··· Material supplied

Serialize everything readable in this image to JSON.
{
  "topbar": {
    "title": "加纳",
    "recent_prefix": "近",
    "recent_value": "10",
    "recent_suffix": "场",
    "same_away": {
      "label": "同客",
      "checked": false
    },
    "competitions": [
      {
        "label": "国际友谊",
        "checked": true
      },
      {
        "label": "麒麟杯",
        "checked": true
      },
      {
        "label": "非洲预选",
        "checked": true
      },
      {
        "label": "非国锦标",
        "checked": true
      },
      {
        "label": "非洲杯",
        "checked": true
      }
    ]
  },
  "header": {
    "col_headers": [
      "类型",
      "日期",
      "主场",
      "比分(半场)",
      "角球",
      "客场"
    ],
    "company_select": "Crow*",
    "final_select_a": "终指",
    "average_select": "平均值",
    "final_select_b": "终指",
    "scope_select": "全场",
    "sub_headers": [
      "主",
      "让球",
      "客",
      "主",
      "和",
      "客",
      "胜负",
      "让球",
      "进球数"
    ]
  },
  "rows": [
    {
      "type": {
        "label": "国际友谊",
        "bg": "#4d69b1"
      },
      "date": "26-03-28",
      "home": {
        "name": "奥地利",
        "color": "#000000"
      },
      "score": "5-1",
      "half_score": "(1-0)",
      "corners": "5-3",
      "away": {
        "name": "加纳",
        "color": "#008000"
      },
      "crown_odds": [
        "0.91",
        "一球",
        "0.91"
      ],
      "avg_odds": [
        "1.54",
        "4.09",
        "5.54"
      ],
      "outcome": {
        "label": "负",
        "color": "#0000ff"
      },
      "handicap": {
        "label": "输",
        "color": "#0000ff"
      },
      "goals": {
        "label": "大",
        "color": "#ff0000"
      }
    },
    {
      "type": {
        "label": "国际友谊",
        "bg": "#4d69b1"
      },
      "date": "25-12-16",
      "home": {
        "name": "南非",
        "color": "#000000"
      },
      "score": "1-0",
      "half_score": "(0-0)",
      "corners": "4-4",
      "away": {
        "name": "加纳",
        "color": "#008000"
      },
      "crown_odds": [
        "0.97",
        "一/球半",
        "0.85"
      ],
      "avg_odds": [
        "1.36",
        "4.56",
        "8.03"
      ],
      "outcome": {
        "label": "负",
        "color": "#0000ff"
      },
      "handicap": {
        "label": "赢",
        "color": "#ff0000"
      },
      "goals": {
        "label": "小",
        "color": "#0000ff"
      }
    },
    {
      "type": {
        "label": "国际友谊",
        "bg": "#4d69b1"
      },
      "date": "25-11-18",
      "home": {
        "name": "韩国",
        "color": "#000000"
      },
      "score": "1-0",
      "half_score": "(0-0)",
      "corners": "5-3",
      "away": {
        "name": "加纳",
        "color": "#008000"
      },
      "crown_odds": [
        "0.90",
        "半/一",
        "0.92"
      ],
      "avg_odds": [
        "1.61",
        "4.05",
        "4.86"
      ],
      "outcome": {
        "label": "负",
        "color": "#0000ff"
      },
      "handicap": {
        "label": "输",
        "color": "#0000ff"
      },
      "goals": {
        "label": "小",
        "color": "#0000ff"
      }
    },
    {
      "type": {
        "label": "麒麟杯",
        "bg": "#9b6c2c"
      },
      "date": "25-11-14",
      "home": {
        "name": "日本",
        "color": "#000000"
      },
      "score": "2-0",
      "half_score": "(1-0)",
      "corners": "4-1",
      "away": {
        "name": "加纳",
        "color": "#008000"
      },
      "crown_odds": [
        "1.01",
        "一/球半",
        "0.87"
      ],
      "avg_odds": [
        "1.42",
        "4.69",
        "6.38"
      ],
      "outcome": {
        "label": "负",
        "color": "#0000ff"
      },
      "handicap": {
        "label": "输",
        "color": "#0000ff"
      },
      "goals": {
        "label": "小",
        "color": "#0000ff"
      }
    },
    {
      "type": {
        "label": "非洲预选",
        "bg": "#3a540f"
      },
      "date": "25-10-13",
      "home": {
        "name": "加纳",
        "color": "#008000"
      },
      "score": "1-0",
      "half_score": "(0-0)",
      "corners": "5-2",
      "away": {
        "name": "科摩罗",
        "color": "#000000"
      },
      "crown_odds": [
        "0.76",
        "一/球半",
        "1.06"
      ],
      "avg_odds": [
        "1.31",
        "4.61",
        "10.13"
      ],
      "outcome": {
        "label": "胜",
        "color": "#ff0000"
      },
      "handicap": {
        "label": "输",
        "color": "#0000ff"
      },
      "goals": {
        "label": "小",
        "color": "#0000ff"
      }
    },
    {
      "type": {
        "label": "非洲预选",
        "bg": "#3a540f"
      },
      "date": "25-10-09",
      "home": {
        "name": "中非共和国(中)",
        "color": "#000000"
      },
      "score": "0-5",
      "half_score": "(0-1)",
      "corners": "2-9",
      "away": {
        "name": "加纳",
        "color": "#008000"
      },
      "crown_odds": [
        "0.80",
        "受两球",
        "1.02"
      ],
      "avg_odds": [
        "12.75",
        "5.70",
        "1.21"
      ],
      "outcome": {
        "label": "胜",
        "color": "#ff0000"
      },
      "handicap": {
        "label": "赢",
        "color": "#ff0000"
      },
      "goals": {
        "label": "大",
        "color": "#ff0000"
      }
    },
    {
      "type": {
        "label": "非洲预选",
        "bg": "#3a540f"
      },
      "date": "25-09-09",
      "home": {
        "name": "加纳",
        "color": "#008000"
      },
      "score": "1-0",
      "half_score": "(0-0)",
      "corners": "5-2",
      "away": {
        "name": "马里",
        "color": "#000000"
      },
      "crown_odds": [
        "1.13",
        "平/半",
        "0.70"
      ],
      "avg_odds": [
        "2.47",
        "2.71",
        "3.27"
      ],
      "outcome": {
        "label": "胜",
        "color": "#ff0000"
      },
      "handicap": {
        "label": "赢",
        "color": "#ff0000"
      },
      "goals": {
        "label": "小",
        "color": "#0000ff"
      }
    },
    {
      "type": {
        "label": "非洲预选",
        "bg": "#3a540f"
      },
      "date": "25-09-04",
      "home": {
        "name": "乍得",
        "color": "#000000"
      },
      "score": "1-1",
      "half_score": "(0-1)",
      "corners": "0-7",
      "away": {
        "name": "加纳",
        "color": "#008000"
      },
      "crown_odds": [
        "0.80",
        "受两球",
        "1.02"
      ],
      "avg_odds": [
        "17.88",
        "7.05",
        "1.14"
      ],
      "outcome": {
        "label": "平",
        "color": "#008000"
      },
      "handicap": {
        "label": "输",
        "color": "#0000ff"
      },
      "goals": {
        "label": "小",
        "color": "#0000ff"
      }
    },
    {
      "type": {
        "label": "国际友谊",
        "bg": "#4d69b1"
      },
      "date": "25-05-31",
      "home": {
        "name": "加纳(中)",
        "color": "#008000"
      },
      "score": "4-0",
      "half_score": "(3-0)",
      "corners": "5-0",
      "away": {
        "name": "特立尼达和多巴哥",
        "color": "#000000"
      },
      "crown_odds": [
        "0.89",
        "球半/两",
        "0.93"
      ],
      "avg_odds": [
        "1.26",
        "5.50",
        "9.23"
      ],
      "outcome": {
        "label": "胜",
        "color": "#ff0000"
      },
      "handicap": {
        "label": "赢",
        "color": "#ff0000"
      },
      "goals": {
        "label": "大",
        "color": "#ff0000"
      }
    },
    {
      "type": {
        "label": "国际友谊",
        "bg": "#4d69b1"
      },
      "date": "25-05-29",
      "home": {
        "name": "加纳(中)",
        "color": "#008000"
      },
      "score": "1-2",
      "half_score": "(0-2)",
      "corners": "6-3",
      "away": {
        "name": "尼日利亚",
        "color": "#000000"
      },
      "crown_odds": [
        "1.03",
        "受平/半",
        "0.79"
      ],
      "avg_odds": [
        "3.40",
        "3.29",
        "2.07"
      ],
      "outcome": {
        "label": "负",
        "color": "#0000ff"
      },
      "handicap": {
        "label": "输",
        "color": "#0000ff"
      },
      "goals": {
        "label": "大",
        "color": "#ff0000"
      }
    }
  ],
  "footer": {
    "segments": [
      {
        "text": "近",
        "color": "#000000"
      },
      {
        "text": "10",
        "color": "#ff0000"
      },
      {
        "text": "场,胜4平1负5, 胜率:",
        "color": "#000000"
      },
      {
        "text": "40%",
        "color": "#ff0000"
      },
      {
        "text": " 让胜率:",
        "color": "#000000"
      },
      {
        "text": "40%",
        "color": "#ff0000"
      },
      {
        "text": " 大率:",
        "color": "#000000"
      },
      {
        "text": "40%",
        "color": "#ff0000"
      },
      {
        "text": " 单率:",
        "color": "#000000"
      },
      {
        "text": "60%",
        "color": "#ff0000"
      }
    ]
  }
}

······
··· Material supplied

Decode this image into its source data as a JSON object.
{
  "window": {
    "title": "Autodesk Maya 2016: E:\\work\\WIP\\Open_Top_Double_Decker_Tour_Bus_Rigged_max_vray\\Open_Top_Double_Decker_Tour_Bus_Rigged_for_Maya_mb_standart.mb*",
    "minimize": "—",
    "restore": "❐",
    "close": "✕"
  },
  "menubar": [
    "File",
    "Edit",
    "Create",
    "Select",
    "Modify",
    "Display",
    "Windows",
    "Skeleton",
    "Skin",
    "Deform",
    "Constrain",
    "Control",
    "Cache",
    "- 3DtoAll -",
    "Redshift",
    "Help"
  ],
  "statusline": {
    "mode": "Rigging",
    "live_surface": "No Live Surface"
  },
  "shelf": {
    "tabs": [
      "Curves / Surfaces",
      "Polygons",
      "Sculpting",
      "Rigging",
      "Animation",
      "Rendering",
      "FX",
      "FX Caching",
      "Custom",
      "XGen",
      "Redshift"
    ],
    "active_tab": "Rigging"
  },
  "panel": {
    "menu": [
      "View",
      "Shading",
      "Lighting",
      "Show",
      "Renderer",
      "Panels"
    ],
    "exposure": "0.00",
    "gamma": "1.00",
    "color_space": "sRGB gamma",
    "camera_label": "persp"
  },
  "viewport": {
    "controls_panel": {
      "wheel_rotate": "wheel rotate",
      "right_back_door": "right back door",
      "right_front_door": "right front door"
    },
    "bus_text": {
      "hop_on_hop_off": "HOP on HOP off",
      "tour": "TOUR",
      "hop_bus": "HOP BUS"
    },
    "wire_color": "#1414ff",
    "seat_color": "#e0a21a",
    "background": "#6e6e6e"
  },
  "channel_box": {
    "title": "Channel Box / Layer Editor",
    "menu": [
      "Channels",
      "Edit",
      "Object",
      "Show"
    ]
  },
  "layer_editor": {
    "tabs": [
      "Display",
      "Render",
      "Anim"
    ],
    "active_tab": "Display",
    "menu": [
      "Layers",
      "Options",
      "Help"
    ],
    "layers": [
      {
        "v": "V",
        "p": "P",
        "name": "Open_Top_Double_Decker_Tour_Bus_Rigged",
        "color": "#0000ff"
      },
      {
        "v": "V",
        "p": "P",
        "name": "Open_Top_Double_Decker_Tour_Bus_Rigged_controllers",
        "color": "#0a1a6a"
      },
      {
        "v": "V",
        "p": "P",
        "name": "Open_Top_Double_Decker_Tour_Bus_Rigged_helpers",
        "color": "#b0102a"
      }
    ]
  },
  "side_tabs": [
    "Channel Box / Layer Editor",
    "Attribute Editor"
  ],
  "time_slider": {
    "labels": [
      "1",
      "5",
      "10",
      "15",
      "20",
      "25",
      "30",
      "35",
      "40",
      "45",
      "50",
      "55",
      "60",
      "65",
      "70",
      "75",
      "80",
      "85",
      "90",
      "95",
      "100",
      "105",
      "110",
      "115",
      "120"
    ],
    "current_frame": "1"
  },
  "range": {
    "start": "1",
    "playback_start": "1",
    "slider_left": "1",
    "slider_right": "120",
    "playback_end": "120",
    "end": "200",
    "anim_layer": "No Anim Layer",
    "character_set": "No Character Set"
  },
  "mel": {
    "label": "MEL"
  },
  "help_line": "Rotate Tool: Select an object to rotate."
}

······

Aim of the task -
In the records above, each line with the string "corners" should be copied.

Task response -
      "corners": "5-3",
      "corners": "4-4",
      "corners": "5-3",
      "corners": "4-1",
      "corners": "5-2",
      "corners": "2-9",
      "corners": "5-2",
      "corners": "0-7",
      "corners": "5-0",
      "corners": "6-3",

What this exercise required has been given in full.